`There is much that is fascinating here. Long-established experiments and conclusions are rubbished and reinterpreted, long-established assumptions and beliefs about emotions are soundly trounced, and generally a good going-over is delivered to the whole field... it is such a blockbuster that one can only reel backwards and tell anyone studying the subject that they would be crazy not to get it' - Self & Society This fascinating book overviews the psychology of the emotions in its broadest sense, tracing historical, social, cultural and biological themes and analyses. The contributors - some of the leading figures in the field - produce a new theoretical synthesis by drawing together these strands.

Vignette 1: Aristotle on the Emotions
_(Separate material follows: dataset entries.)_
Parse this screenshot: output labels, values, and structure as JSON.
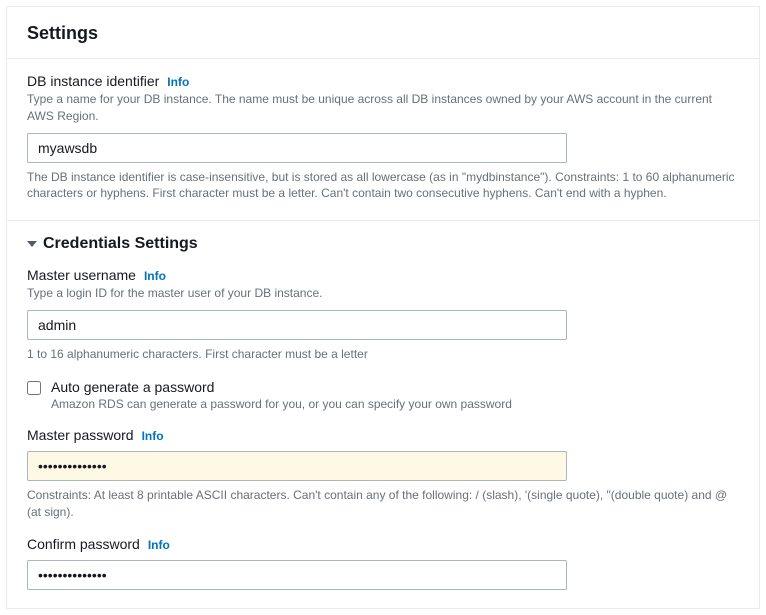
{
  "header": {
    "title": "Settings"
  },
  "dbIdentifier": {
    "label": "DB instance identifier",
    "info": "Info",
    "help": "Type a name for your DB instance. The name must be unique across all DB instances owned by your AWS account in the current AWS Region.",
    "value": "myawsdb",
    "constraint": "The DB instance identifier is case-insensitive, but is stored as all lowercase (as in \"mydbinstance\"). Constraints: 1 to 60 alphanumeric characters or hyphens. First character must be a letter. Can't contain two consecutive hyphens. Can't end with a hyphen."
  },
  "credentials": {
    "sectionTitle": "Credentials Settings",
    "username": {
      "label": "Master username",
      "info": "Info",
      "help": "Type a login ID for the master user of your DB instance.",
      "value": "admin",
      "constraint": "1 to 16 alphanumeric characters. First character must be a letter"
    },
    "autogen": {
      "label": "Auto generate a password",
      "help": "Amazon RDS can generate a password for you, or you can specify your own password"
    },
    "password": {
      "label": "Master password",
      "info": "Info",
      "value": "••••••••••••••",
      "constraint": "Constraints: At least 8 printable ASCII characters. Can't contain any of the following: / (slash), '(single quote), \"(double quote) and @ (at sign)."
    },
    "confirm": {
      "label": "Confirm password",
      "info": "Info",
      "value": "••••••••••••••"
    }
  }
}
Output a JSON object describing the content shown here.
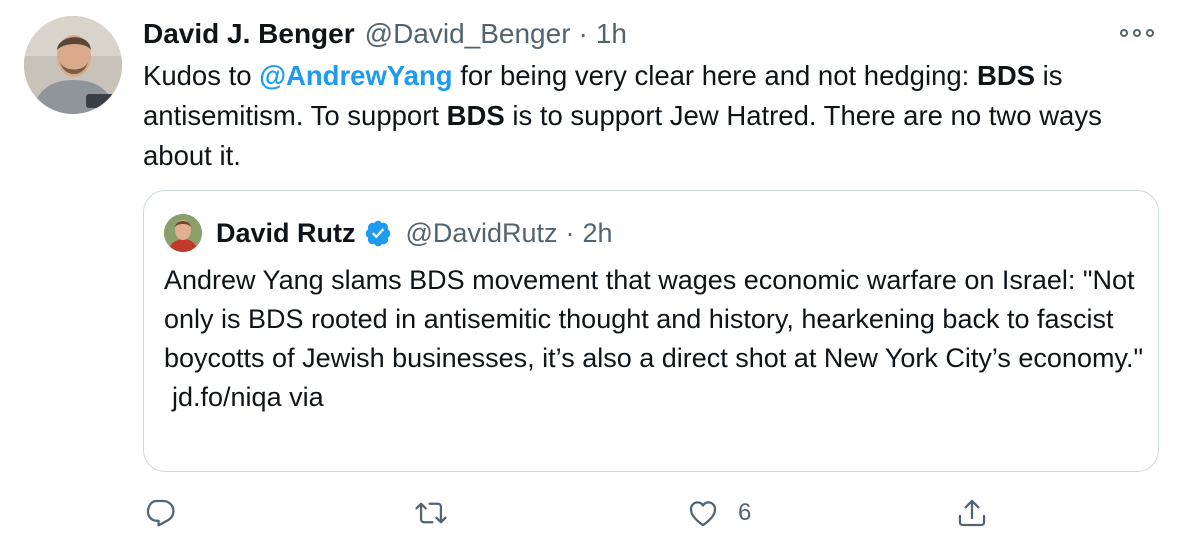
{
  "tweet": {
    "author_name": "David J. Benger",
    "author_handle": "@David_Benger",
    "separator": "·",
    "time": "1h",
    "text": {
      "t1": "Kudos to ",
      "mention": "@AndrewYang",
      "t2": " for being very clear here and not hedging: ",
      "bold1": "BDS",
      "t3": " is antisemitism. To support ",
      "bold2": "BDS",
      "t4": " is to support Jew Hatred. There are no two ways about it."
    }
  },
  "quote": {
    "author_name": "David Rutz",
    "author_handle": "@DavidRutz",
    "separator": "·",
    "time": "2h",
    "text": "Andrew Yang slams BDS movement that wages economic warfare on Israel: \"Not only is BDS rooted in antisemitic thought and history, hearkening back to fascist boycotts of Jewish businesses, it’s also a direct shot at New York City’s economy.\"",
    "link": "jd.fo/niqa via"
  },
  "actions": {
    "like_count": "6"
  },
  "icons": {
    "more": "more-horizontal-icon",
    "verified": "verified-badge-icon",
    "reply": "reply-icon",
    "retweet": "retweet-icon",
    "like": "heart-icon",
    "share": "share-icon"
  },
  "colors": {
    "accent": "#1d9bf0",
    "text": "#0f1419",
    "secondary": "#536471",
    "border": "#cfd9de"
  }
}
Vignette 1: Aristotle on the emotions
Daniel N.Robinson

‘The emotions are all those feelings that so change men as to affect their judgements, and that are also attended by pain or pleasure’

(Rhetoric, 1378a21–2).1

Here, then, is Aristotle's pithiest reflection on the nature of the emotions, a subject that already had received sustained philosophical attention within Plato's Academy. From the early to the later dialogues, the Socratic view of the emotions – and particularly that of love – underwent significant changes. Thus, in the Phaedrus emotion, once a wild steed to be controlled by rationality, is now the source of creativity, bringing into being what reason alone could never fathom. Aristotle would later characterize such productions as but a species of rhetoric as ...

  • Loading...
locked icon

Sign in to access this content

Get a 30 day FREE TRIAL

  • Watch videos from a variety of sources bringing classroom topics to life
  • Read modern, diverse business cases
  • Explore hundreds of books and reference titles